But the 180-kph limit also seemed like a good idea to the vast majority of drivers for the simple reason that the maximum speed allowed on expressways was only 100 kph anyway.

While the 180-kph speed limiter remains a uniquely Japanese phenomenon, and never ceases to generate considerable comedy among media and car enthusiasts from Europe and America — where many speed limiters engage at 250 kph — it is not the only measure of “mutual self-restraint” on the nation’s roads.

A more prominent policy was introduced in the late ’80s to solve another national crisis. In 1988, Japan’s road fatalities reached an alarming figure of over 10,000 annually, causing JAMA to once again swing into action. This time it asked carmakers to restrict maximum engine power, or horsepower. Its reasoning was that this restriction, in conjunction with the 180-kph speed-limiter policy, would not only manage speeds but would head off an inevitable power war between domestic carmakers.

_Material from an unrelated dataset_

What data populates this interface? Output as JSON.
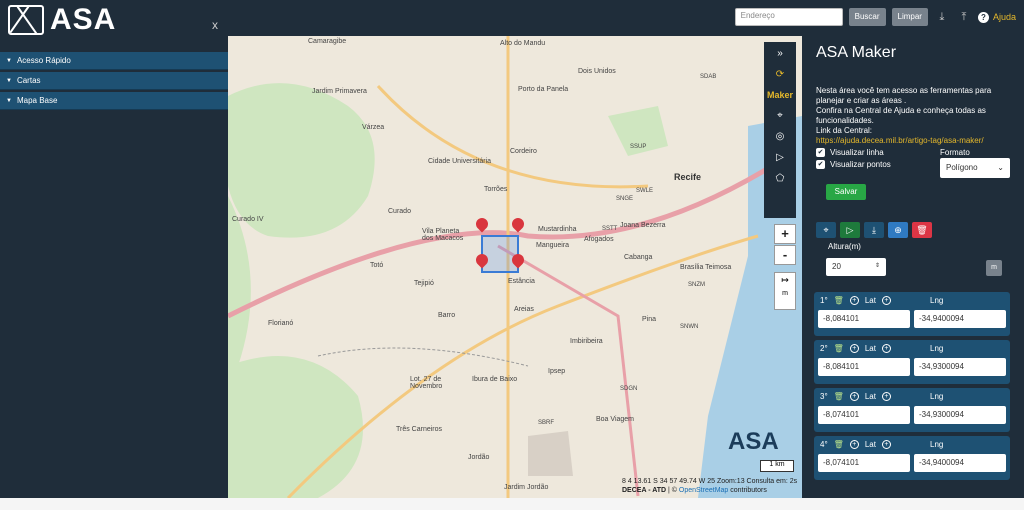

The maximum engine power produced by the fastest domestic cars at the time was around 280 hp, so a ceiling of 280 hp was implemented by all carmakers — because all of them wanted to show they were trying to reduce fatalities. It was thought at the time that high speeds and road deaths were more directly linked than they are.

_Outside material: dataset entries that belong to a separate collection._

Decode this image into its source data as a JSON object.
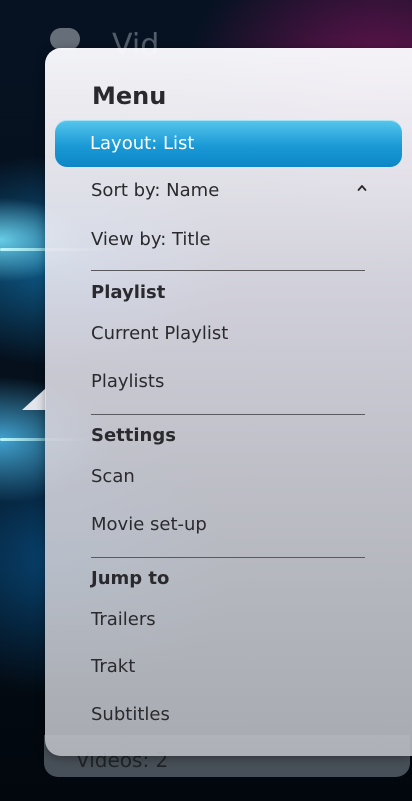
{
  "background": {
    "header_title": "Vid",
    "footer_text": "Videos: 2"
  },
  "menu": {
    "title": "Menu",
    "items": [
      {
        "label": "Layout: List",
        "selected": true
      },
      {
        "label": "Sort by: Name"
      },
      {
        "label": "View by: Title"
      }
    ],
    "sections": [
      {
        "title": "Playlist",
        "items": [
          "Current Playlist",
          "Playlists"
        ]
      },
      {
        "title": "Settings",
        "items": [
          "Scan",
          "Movie set-up"
        ]
      },
      {
        "title": "Jump to",
        "items": [
          "Trailers",
          "Trakt",
          "Subtitles"
        ]
      }
    ]
  },
  "colors": {
    "selected_item": "#1a9ad6",
    "text": "#2a2a2e"
  },
  "icons": {
    "sort_direction": "chevron-up-icon"
  }
}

But merely making such a sweeping statement on power outputs was not enough to capture the imagination of motorists. So the 280-hp power ceiling’s introduction in 1989 was timed to coincide with the launch of a high-profile sports car packing exactly that much horsepower — the Nissan Fairlady Z (300ZX). In the ensuing years, scores of high-performance Japanese cars, employing better engines with each new generation, arrived in showrooms — but all bearing the same 280-hp tag.

Meanwhile, road fatalities had come down by the mid-’90s — thanks to rapidly improving safety features in vehicles such as multiple air bags, pretensioner seat belts, antilock brakes and impact-absorbing bodies — and industry experts began to question the link between speed and road fatalities.

They also began to argue that the 280-hp limit jeopardized Japan’s world-class engine technology.

By this time, many of Japan’s sports-car engines were capable of producing well over 400 hp, but they were all still restricted to 280 hp. As might have been expected, some cars, such as the Nissan Skyline GT-R, had already started to push the power envelope by generating — in reality — over 320 hp. But in typical Japanese fashion, these cars were still rated by their makers at 280 hp. The power ceiling was preserved for the sake of maintaining a decade-old gentleman’s agreement — restricting domestic carmakers from competing on an even playing field with powerful overseas rivals who had already built cars packing 400- and 500-hp engines.

Growing dissent in the domestic industry culminated in a watershed year in 2004. Former JAMA Chairman Itaru Koeda went before the press in July 2004 to explain that his organization had in fact found no relationship between speed and road fatalities, which had fallen below 8,000 annually, and he had therefore called for an end to the 280-hp gentlemen’s agreement. The gloves were now off, and Japan could punch its weight in terms of its engine muscle, unfettered on the international stage. Just as Nissan’s Fairlady Z had been there to initiate the power ceiling back in 1989, another car was waiting in the wings to mark its abolition. That car, the Honda Legend, launched in mid-2004, and produces a modest 300 hp. Since then, of course, many other models have followed — among them the 308-hp Subaru Impreza STI, the 333-hp Nissan Skyline Coupe and the 380-hp Lexus LS460. But that’s only the start. In addition to Nissan’s just-launched 480-hp GT-R, Honda is working on a 550-hp two-door supercar, while Lexus is putting the final touches to its own 520-hp LF-A. Given that these last two supercars will cost more than ¥15,000,000 each to buy when they arrive by 2010, it makes you wonder whether the makers couldn’t organize some self-restraint on the pricing side, too.

Peter Lyon is a a 20-year motoring journalist who covers Japan’s auto industry for more than a dozen publications worldwide.